A smaller moose herd wanders the eastern U.P. Biologists have long estimated their number at around 100.
But that area is not included in the biennial survey, in which scientists fly designated routes over prime moose habitat and count animals from the air. The numbers they spot are plugged into a computer modeling program to calculate the estimated population.
Moose are native to most of Michigan but had largely disappeared by the turn of the 20th century because of logging, over-hunting and disease produced by a parasite called brainworm. The present-day western U.P. population is descended from 59 moose that were moved from Algonquin Provincial Park in Canada in the mid-1980s.
Officials hoped the herd would reach 1,000 and allow sport hunting, but its numbers have fallen well short and no hunting season has been scheduled.

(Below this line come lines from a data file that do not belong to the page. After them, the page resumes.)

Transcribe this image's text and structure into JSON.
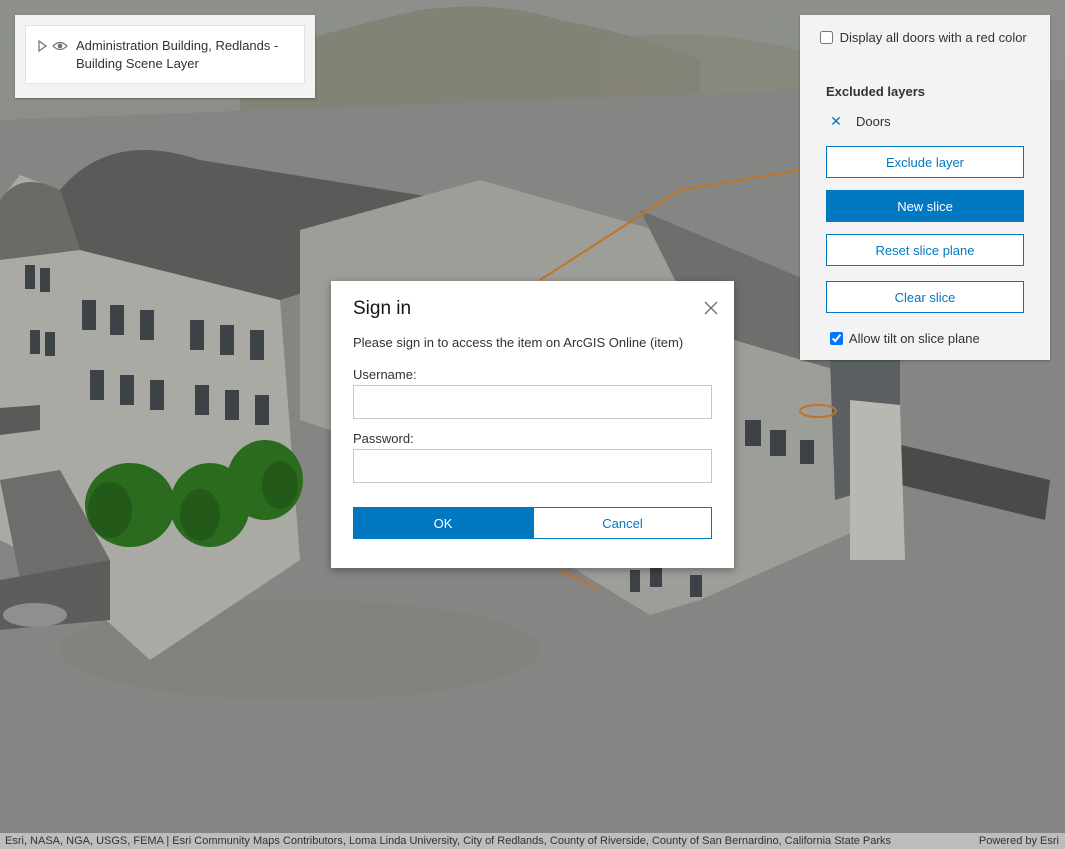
{
  "layer_list": {
    "layer_title": "Administration Building, Redlands - Building Scene Layer"
  },
  "slice_panel": {
    "red_doors_label": "Display all doors with a red color",
    "red_doors_checked": false,
    "excluded_header": "Excluded layers",
    "excluded_items": [
      "Doors"
    ],
    "exclude_layer_button": "Exclude layer",
    "new_slice_button": "New slice",
    "reset_slice_button": "Reset slice plane",
    "clear_slice_button": "Clear slice",
    "allow_tilt_label": "Allow tilt on slice plane",
    "allow_tilt_checked": true
  },
  "sign_in_dialog": {
    "title": "Sign in",
    "message": "Please sign in to access the item on ArcGIS Online (item)",
    "username_label": "Username:",
    "username_value": "",
    "password_label": "Password:",
    "password_value": "",
    "ok_button": "OK",
    "cancel_button": "Cancel"
  },
  "attribution": {
    "text": "Esri, NASA, NGA, USGS, FEMA | Esri Community Maps Contributors, Loma Linda University, City of Redlands, County of Riverside, County of San Bernardino, California State Parks",
    "powered_by": "Powered by Esri"
  },
  "colors": {
    "accent": "#0079c1",
    "slice_plane": "#e8801c",
    "panel_bg": "#f3f3f3"
  }
}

Even so, surveys since 1997 turned up regular population increases of about 10 percent. Beginning in 2009, the growth rate slowed to about 2 percent.
Now it appears to be dropping.
"It might not happen in our lifetime, or our children's, but we have to face the possibility that there might not be a wild moose population in Michigan," Stewart said.
Scientists are not certain what caused the apparent decline over the past two years, he said. Bitter cold and heavy snow the past two winters is one possible culprit. Also, wolves increasingly may be targeting moose because of falling deer numbers, although Stewart said there's no hard evidence of that.
But in the long term, a warming climate may be the moose's biggest enemy. Blood-sucking ticks thrive under such conditions. Thousands can attach themselves to a single moose and weaken the hulking beast.
Tick infestations are rampant in many northern states, which make up the southern tier of the species' range. Plunging moose numbers led Minnesota to cancel its hunting season last year, while several New England states issued fewer permits.
"It's not a very healthy prognosis for them," Stewart said.